TR: How is the stage version different from the big-screen version?
MJW: There’s a real emotional arc my character, John, has in the play that you don’t see in the movie. In the play you get that. You get John’s frustration from the beginning of Act 1. They plant the seed that he’s also keeping his relationship with Joanna a secret from his parents, and what we see as the play unfolds is that no matter how much John achieves, it’s never enough for his father, and that has a profound effect on any offspring. We got to touch upon that, and you don’t really get that in the movie.
TR: How did you prepare for the role?
MJW: I definitely watched the film again. But I was not trying to re-create Sidney’s approach. Watching the movie again really freed me up. Here’s an opportunity to take a different approach and put my own spin on it based on my growing up.
When this project came along, it came at a really good time in my life and allowed me to bring some of the perspective of what I know about the ’60s through just growing up. I’ve grown up being quite familiar with this time period.

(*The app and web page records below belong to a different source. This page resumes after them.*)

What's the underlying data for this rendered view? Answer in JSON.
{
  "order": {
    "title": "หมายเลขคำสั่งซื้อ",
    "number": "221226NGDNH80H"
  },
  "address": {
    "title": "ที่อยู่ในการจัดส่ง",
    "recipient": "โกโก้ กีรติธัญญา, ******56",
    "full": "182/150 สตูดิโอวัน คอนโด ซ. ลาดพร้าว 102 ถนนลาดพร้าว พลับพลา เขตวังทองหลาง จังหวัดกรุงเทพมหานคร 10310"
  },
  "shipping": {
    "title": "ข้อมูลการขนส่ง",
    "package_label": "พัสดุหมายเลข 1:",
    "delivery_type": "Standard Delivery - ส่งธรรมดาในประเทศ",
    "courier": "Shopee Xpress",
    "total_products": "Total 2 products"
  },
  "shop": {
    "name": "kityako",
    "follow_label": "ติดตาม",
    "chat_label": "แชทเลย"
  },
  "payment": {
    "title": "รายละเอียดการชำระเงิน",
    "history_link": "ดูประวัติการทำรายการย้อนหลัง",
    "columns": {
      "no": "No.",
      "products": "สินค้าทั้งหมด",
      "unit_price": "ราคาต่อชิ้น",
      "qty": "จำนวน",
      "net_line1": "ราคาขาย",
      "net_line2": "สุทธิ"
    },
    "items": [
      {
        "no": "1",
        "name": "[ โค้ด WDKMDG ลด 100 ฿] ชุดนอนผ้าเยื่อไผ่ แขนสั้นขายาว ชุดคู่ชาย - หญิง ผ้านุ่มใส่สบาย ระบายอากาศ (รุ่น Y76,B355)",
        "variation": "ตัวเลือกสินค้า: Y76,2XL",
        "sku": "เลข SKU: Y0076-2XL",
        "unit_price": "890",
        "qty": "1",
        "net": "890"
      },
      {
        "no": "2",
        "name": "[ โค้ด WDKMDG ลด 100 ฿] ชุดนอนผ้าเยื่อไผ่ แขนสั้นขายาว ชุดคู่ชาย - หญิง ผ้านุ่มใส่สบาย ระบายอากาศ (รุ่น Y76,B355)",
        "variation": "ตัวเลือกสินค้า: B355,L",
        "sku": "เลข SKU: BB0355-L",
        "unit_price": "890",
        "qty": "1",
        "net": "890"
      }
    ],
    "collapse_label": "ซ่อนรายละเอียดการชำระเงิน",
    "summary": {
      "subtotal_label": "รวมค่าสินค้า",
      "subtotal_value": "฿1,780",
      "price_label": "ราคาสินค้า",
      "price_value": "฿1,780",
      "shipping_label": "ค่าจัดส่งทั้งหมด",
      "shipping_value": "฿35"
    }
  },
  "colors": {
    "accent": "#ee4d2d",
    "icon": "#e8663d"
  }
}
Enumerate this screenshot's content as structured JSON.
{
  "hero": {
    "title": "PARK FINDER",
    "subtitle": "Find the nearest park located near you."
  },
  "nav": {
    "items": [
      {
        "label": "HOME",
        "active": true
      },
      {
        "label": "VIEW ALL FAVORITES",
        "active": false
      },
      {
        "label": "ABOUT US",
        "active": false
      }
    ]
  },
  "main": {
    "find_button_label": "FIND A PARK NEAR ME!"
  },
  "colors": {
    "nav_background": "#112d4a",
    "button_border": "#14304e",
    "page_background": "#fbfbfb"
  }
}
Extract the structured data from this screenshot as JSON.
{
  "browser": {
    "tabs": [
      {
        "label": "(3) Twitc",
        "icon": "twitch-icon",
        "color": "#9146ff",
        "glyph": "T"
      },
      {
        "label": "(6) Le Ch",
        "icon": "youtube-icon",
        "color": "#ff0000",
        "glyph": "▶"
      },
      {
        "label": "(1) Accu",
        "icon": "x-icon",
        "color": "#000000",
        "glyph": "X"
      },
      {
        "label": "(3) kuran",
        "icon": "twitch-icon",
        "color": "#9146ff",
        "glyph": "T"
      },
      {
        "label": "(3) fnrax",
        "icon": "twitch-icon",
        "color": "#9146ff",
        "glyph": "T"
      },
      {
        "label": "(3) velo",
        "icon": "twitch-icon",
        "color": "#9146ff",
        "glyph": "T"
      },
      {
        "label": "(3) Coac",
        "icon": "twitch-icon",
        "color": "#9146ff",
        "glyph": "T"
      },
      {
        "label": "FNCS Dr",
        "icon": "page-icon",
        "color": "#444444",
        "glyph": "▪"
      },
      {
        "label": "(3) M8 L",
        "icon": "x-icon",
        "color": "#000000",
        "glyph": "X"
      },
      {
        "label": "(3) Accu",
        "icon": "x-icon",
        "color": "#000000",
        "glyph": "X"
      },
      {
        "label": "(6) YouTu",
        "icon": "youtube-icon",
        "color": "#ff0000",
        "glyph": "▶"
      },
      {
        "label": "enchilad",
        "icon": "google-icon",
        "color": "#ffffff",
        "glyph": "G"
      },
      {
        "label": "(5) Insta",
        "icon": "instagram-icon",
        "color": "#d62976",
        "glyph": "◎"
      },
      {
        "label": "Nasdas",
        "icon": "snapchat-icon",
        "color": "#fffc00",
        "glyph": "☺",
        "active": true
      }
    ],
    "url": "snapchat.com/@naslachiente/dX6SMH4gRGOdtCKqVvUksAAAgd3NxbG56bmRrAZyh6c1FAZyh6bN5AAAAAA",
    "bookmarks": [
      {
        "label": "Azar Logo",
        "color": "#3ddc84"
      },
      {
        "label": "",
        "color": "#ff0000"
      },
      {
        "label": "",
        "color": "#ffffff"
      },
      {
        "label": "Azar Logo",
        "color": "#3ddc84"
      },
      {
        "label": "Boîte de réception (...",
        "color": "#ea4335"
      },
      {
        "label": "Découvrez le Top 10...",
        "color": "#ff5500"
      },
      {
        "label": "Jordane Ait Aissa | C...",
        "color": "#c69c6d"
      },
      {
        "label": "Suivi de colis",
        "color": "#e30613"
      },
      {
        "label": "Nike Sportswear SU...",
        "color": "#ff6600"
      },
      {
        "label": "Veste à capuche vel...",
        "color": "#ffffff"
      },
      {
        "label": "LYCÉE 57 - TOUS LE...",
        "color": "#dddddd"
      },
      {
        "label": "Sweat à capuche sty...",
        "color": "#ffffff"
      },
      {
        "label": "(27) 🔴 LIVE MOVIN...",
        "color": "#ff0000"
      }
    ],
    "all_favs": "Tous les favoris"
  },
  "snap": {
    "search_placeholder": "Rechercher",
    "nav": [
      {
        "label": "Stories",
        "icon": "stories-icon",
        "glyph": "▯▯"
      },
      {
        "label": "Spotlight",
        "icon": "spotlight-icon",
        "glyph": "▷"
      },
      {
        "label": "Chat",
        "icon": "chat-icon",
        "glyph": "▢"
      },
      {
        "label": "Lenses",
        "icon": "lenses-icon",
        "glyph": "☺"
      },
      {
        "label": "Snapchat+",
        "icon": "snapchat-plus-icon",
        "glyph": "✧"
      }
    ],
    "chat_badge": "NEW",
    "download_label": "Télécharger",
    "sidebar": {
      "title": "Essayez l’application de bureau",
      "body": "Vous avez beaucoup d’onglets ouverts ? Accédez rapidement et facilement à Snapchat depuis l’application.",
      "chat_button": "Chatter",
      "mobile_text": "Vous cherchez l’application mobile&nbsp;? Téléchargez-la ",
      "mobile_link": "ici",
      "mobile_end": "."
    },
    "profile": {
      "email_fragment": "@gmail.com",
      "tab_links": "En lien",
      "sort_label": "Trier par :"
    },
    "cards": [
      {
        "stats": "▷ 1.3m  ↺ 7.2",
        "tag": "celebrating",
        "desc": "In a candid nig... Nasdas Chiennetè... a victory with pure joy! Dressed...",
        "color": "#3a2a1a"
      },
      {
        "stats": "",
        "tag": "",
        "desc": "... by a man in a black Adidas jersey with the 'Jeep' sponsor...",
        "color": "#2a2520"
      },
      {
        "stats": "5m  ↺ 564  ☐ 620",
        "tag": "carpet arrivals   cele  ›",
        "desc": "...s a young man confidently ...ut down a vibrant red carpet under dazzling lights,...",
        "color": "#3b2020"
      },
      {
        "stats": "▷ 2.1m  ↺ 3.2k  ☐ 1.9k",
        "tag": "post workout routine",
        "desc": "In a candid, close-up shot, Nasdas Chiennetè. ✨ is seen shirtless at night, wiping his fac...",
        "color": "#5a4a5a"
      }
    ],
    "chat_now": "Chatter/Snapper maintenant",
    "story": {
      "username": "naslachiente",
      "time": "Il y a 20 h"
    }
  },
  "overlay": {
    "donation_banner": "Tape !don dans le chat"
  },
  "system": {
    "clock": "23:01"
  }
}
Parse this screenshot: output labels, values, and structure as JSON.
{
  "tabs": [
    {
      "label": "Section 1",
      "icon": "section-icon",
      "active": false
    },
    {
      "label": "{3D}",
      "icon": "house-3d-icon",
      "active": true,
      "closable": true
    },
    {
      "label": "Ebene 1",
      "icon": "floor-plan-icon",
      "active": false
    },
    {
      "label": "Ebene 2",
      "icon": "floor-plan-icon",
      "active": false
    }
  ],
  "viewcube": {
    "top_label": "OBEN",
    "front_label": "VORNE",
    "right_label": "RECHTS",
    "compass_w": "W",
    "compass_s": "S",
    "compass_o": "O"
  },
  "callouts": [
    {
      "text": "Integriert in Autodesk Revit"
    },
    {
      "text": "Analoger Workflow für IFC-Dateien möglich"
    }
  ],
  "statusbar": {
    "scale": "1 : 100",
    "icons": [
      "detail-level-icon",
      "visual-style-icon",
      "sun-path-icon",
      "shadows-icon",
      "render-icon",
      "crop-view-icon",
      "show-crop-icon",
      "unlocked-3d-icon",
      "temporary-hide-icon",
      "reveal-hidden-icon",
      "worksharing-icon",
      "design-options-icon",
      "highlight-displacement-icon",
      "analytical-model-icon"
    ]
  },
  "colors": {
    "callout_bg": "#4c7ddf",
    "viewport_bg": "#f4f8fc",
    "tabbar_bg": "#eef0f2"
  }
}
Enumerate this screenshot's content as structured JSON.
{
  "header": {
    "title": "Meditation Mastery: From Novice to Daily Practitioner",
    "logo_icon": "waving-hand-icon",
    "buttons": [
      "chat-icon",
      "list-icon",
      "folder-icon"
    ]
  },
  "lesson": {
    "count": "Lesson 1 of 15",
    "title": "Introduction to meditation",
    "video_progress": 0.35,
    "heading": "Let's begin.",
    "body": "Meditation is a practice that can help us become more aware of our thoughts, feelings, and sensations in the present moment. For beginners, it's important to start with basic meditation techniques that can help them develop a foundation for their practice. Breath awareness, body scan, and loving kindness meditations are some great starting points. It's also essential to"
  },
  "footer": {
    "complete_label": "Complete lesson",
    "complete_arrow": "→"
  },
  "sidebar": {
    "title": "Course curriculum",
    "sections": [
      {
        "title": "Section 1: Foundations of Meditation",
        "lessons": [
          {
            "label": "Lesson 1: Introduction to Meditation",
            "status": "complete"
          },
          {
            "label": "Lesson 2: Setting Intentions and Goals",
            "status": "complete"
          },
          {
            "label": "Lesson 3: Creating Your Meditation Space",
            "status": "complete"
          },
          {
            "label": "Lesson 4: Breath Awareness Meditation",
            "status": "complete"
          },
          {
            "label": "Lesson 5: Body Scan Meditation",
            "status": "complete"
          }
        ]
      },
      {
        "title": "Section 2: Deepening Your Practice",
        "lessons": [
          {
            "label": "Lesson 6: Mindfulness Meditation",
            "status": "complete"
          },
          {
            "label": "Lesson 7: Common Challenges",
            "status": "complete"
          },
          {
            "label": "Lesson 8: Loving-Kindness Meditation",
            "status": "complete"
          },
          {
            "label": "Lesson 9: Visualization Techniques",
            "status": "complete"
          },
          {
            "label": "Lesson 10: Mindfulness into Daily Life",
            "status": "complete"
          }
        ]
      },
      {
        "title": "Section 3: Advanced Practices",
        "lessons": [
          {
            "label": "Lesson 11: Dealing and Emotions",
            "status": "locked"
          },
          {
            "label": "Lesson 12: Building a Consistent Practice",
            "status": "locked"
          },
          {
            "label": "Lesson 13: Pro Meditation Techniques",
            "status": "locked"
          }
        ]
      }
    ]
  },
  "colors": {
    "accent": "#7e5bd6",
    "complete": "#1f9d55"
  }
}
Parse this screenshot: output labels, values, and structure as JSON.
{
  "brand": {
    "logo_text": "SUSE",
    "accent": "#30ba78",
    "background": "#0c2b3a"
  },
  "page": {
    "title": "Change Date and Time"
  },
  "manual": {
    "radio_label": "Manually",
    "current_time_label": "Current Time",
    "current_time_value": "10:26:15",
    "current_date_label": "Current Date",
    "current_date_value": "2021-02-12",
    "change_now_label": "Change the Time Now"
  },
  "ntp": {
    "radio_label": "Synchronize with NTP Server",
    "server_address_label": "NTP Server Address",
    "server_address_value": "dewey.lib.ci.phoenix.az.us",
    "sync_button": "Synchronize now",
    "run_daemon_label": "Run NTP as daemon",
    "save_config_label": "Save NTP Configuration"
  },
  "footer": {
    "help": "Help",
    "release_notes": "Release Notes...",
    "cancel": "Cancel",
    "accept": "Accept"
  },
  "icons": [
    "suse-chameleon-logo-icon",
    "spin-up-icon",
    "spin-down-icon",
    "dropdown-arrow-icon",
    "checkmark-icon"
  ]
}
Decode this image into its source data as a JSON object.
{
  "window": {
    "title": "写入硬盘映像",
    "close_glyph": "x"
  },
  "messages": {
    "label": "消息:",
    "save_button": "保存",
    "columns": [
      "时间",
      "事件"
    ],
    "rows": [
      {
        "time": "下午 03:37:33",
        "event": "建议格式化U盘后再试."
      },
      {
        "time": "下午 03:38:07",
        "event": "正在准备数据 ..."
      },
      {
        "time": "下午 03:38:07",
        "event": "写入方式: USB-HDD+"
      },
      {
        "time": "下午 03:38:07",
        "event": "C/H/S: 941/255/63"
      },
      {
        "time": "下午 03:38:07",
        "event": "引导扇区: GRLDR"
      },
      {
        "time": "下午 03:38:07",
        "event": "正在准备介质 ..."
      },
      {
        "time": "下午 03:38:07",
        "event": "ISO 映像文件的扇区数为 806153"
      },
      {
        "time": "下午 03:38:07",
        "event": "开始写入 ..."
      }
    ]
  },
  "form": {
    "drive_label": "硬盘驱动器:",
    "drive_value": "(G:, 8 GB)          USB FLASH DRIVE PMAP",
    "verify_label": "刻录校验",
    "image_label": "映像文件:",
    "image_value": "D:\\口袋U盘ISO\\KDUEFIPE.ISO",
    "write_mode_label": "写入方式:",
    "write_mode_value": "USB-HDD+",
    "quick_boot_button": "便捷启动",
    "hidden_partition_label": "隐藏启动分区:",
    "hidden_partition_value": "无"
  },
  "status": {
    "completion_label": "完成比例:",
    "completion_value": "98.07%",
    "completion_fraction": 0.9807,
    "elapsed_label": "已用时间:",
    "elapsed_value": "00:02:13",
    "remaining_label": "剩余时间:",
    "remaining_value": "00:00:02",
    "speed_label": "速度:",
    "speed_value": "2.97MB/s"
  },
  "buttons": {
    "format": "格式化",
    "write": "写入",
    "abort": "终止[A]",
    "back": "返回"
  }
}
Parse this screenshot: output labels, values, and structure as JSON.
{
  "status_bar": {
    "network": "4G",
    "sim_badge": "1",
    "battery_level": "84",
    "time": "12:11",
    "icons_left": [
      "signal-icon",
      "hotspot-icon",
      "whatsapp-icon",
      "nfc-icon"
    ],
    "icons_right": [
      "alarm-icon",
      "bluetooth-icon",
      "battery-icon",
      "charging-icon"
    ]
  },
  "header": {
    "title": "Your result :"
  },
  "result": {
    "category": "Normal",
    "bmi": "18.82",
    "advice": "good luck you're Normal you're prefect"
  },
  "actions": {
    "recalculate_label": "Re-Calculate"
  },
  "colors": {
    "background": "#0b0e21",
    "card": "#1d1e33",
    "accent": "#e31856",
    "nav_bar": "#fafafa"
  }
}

When I would go to Chicago on my summer vacation, my father would make me read books and write him a report. I read Richard Wright, Mary McLeod Bethune, Marian Wright Edelman. He made sure I had a really good sense of our history. I was named after Malcolm X and Ahmad Jamal.
TR: Speaking of mixing history with artistry, what are your thoughts on the spat between Harry Belafonte and rapper Jay Z? Should artists be more socially conscious?
MJW: It’s an individual choice. It really depends on where your social [consciousness] is, and a lot of that depends on how you were raised and what values are instilled in you. We talk about the generational divide, and there is a certain disconnect that I think our generation has with what our journey was. No matter how disrespected you may have felt by Harry Belafonte, that’s not a man you call a “boy.” There’s a certain amount of respect that we don’t have for the people who have come before us and make our path possible.
TR: Where do you think that disconnect comes from?
MJW: For the people who were in the struggle, once there was a certain level of progress achieved somewhere along the way, there was a work ethic and sense of pride that got lost. As a parent, you work so that your children don’t have to fight the same battles, but at the same time you forget to teach them.
When Mr. Cosby got flak, so many people lost the point of his message. His whole message was,‘‘Where are the parents? Who is teaching the young kids?” But here’s a man that has been very active in the movement without being a mouthpiece. He’s a perfect example of the grumpy grandfather looking at these young whippersnappers. But to his point, there was a lot that got lost in raising the next generation.